Two abstracts that are being presented at the American College of Surgeons Clinical Congress this week use CT scans to predict interesting things. They are things that you would not think a CT scanner should be able to do.
So can we use arcane measurements of things found on CT scan to make accurate predictions about our patients? Sure, if we see very low density bubbles (free air) in the abdomen, it’s pretty likely that some kind of abdominal catastrophe has occurred. Or if their is a large amount of high density fluid (blood) in the left chest after a stab wound, the patient will probably require a chest tube.
But what about other measurements that wouldn’t seem to be related to anything? Could we have found a magic crystal ball here, or is it just wishful thinking?

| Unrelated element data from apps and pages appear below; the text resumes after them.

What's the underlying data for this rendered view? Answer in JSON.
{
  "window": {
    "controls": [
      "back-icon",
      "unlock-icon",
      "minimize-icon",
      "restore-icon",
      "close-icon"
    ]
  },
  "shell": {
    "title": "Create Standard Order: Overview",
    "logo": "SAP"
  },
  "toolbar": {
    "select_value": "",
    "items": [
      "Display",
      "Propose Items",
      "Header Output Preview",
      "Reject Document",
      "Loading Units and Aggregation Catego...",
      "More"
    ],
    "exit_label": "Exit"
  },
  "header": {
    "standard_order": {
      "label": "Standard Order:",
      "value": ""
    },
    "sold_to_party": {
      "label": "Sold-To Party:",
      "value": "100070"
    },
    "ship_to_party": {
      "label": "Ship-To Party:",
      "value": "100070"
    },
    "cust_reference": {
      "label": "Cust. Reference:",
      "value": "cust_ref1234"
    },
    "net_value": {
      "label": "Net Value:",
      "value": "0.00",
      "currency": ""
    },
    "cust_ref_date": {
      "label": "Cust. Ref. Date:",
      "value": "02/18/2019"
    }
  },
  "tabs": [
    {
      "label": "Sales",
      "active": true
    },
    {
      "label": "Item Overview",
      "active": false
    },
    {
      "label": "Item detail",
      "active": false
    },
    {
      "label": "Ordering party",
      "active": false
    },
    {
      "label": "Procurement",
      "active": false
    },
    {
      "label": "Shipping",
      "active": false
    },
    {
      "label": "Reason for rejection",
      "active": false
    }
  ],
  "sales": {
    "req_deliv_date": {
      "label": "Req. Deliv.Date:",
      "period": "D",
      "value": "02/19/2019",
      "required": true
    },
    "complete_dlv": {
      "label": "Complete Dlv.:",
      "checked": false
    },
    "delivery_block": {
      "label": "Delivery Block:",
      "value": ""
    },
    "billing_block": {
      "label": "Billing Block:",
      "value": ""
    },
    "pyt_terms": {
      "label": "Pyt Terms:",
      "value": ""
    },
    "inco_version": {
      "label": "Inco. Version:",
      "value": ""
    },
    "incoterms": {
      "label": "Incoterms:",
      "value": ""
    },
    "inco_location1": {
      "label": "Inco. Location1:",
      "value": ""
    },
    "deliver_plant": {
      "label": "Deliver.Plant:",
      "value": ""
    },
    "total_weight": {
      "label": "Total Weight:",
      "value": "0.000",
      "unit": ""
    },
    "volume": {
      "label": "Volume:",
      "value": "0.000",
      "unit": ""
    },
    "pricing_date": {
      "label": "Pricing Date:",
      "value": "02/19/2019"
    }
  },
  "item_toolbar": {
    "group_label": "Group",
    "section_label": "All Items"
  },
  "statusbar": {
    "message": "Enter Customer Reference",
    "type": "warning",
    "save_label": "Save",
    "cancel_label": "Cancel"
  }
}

The first abstract evaluated the ability of the waist to hip ratio (WHR) to predict outcomes after trauma. Obviously, this is the width of the waist divided by the width of the body at the hips.
Here are the factoids for this study:
- 555 patients were analyzed retrospectively over 1 year at a Level I trauma center.
- In-hospital complications and death were specifically analyzed
- Using a receiver operating characteristic curve, the authors determined that a magic ratio of 1 was the best predictor
- Complications were significantly higher in the group with WHR>1 (50% vs 19%) as was mortality (17% vs 7%)
- Regression analysis showed that patients with WHR>1 were 4x more likely to have a complication and 3x more likely to die
- WHR was only weakly correlated with BMI
Bottom line: WTF? How can this be, you ask? Just because your patient is a bit “fusiform” in shape, they have a rougher time after trauma? Well, in this case there may actually be some basis for the findings. There are thousands of articles in the literature that have identified that this shape actually is associated with higher complications and mortality in general. And there are already some published trauma papers that have confirmed this association. Interestingly, the BMI was less predictive that the WHR in this study, so this may be a better surrogate measure for obesity.
The number of patients enrolled is reasonable, and the statistics look sound (for just being an abstract). So there may be something here. However, before you start using the “measure tool” on your CT console on every trauma patient, wait for the confirmatory prospective studies to come along.
Tomorrow, a look at a not-so-good study of this type, looking at an even more arcane metric on the CT scan.
Reference: Computed tomorgraphy-measured waist to hip ratio: a reliable predictor of outcomes after trauma. ACS Scientific Forum, trauma abstracts, 2016.